On the commercial side, growth will surge past a robust 2004. Total construction for offices, stores, and multifamily dwellings will rise 9%, to $120 billion, according to McGraw-Hill Construction. That tops the $112 billion spent at the peak of the dot-com bubble in 2000. Retailers will continue to add oodles of stores: Home-improvement giant Lowe's Cos. (LOW
) will open 150 outlets in 2005. And continuing its aggressive expansion, Wal-Mart Stores (WMT
) Inc. will build or expand up to 250 supercenters. "There's a sense that the economy is improving, and new construction will help these players catch the upturn," says Robert A. Murray, McGraw-Hill Construction's (MHP
) top economist.
Office building is also on the rebound. The national vacancy rate remains high: 17.4% at the close of 2004, down from 18.2% a year earlier. So while developers are planning new construction, they are being more selective.

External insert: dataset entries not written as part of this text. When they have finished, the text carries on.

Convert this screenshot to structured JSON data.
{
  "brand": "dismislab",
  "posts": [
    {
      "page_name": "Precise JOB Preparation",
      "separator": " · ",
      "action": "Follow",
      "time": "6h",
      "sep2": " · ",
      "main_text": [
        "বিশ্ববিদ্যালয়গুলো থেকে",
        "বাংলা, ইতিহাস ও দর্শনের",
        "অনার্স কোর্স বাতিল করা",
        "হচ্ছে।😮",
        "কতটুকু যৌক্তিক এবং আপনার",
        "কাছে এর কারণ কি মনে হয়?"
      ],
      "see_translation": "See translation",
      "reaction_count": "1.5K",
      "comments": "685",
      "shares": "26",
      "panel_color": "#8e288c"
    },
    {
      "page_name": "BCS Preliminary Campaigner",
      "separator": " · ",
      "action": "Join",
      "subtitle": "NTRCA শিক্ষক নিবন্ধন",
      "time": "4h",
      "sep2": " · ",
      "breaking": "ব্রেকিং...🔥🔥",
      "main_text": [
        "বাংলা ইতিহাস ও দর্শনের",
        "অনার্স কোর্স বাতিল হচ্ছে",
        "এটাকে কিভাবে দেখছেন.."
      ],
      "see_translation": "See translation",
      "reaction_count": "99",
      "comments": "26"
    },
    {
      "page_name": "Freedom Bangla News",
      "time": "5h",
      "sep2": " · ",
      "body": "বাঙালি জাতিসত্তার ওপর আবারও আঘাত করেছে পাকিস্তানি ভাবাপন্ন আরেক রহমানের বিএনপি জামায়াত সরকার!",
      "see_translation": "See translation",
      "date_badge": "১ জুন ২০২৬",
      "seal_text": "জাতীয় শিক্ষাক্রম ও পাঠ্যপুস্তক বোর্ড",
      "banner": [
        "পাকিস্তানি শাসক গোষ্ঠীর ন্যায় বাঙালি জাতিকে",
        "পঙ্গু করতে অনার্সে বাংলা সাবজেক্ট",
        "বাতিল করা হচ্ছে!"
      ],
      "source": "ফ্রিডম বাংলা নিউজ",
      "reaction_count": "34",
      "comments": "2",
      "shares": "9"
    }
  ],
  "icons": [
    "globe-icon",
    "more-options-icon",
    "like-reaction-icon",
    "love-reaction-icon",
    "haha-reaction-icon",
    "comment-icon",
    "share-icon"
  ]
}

Many are still gun-shy after being saddled with acres of new space following the dot-com crash. So projects are increasingly prefinanced. As much as 70% is preleased in new buildings, up from 20% historically, according to Maria T. Sicola, a senior managing partner at real estate services firm Cushman & Wakefield Inc. Overall, 170 million square feet of offices will become available next year, up 10% from 2004. Stronger public finances will help boost public construction by 3% in the new year as well, according to the Manufacturers Alliance/MAPI. This follows a slow 2004, when weak public finances across the country stifled building of schools, roads, and public edifices.
With few weak spots expected in 2005, overall construction spending will rise 2%, to $585.5 billion, according to McGraw-Hill Construction. And home-builders remain bullish. Arlington (Tex.)-based D.R. Horton Inc. (DHI
) expects to sell over 50,000 homes this year, up 15% from 2004. Never mind interest rates, recessions, or wars, says CEO Donald J. Tomnitz, "we're going to make our goals in 2005." Quieter hammers, for now -- but not silent. By Brian Grow in Atlanta